Why, then, is there supposed to be some sort of scandal about John Geoghan's murder? Because he was an old white guy who'd worn a suit every day, he should have been protected better than a standard-issue felon?

Or is it because the inmate who was momentarily left alone with Geoghan has a history of gay-bashing? Dark allusions to this keep coming up in the context of the prison's supposed negligence, but what could the murderer's malignant opinions have to do with that? The guy apparently also hates nonwhites and Jews, which makes him pretty much an equal-opportunity homicidal creep. Maybe he loathes Catholic priests as well. Besides, normally intelligent people know that "gay" and "pedophile" are unrelated categories. "Pedophile" does not mean "male boy-molester." It means "adult child molester," and if Geoghan had messed with 150 little girls instead of little boys, he would likely be just as dead right now. Given what he was and where he was, his death was just a matter of time. End of horrible story.

Study of the week: Bored, unhappy teenagers more likely to take drugs.

OK, making fun of the "New Study Finds" squibs in the Star is like shooting big fish in a small barrel, but still. Who shelled out the funding for this one?

"Researchers" could have asked anyone in the graduating class of any high school anywhere in America and produced these "findings." In exchange for a hit, of course.

And, finally, most shocking news item: Bush vows to fight terrorists

I apologize. Honestly, I had thought that our president was a shameless chickenhawk, the sort of guy who would duck Vietnam, skip out of the Air Force Reserve and then spend his life hollering, "Let's you and him fight!" You know, the kind of person who would leave tens of thousands of American service people to die one by one in the heat and dust at the hands of an enemy they can't even identify and then haggle over their pay. I truly believed he was the sort of leader who would make a cosmically stupid tactical mistake (killing whole bunches of people to turn a despicable but stable state into a writhing hotbed of terrorists) and never even bother to set foot on the ground he'd soaked with blood.

But no! Here he is stepping up, acting like a real shogun, vowing not to be intimidated and plunging right into combat with our poor, tired soldiers. Having him there, leading the charge like Henry V or George Pickett will for sure clear up the whole mess in a sec.

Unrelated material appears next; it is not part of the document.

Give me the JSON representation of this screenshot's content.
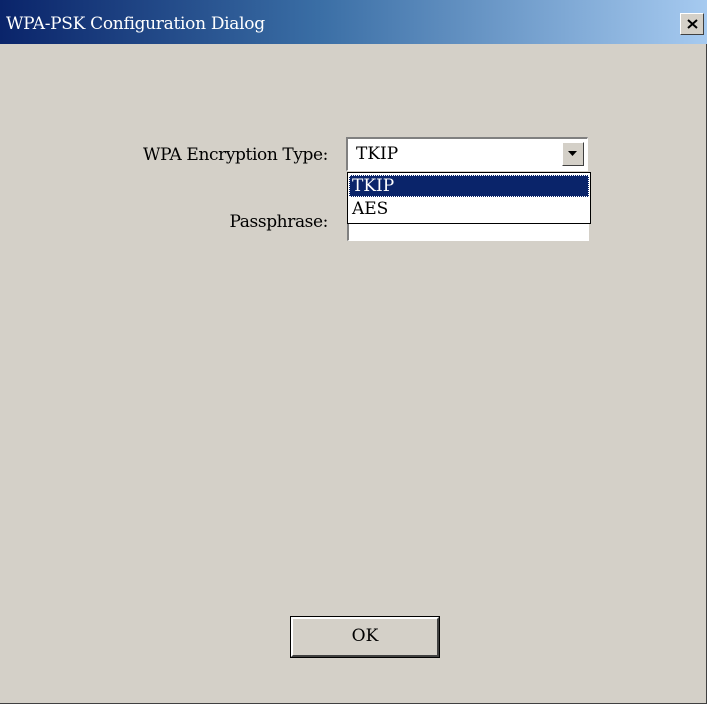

Best case scenario? Shock and Awe, II: Dick Cheney wades in and finds that cowardly Saddam and then Rumsfeld roughs him up a little. Then Saddam is forced into the ring with Bush--who'll wear his flight suit, of course. It'd be mano a mano, winner take all, and you know it'd be a blowout.

And our soldiers could all come home.

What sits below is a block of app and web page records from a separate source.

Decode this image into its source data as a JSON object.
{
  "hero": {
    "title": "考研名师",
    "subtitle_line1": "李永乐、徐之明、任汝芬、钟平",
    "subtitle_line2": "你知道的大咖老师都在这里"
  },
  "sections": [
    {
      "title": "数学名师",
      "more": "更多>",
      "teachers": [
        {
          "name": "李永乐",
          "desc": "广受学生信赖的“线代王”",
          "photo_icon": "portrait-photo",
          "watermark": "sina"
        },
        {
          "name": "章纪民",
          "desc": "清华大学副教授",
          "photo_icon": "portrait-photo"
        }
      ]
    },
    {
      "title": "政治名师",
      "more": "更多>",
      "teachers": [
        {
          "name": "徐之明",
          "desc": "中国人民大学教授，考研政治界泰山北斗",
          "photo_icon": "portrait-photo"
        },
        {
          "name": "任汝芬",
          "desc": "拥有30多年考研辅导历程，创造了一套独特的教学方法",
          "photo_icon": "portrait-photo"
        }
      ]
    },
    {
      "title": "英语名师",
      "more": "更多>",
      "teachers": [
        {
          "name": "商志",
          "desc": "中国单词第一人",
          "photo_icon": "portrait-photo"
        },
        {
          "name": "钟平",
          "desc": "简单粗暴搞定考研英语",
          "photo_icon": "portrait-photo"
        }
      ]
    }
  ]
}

Tags: ,

More by Renée Downing

  • Downing

    Another epic fail in reporting about the Affordable Care Act
    • Feb 27, 2014
  • Downing

    Rosemont Mine redux: The Arizona Daily Star weighs in
    • Jan 30, 2014
  • Downing

    Happy 2014—Once more, we made it through the holidays
    • Jan 2, 2014
  • More »

Comments

Subscribe to this thread:

Add a comment

Facebook Recommendations

Latest in Downing

  • Downing

    Another epic fail in reporting about the Affordable Care Act
    • Feb 27, 2014
  • Downing

    Rosemont Mine redux: The Arizona Daily Star weighs in
    • Jan 30, 2014
  • More »

Most Commented On

Facebook Activity

Tucson Weekly on Facebook

© 2014 Tucson Weekly | 3725 Mona Lisa Rd. Ste. 125, Tucson AZ 85741 | (520) 797-4384 | Powered by Foundation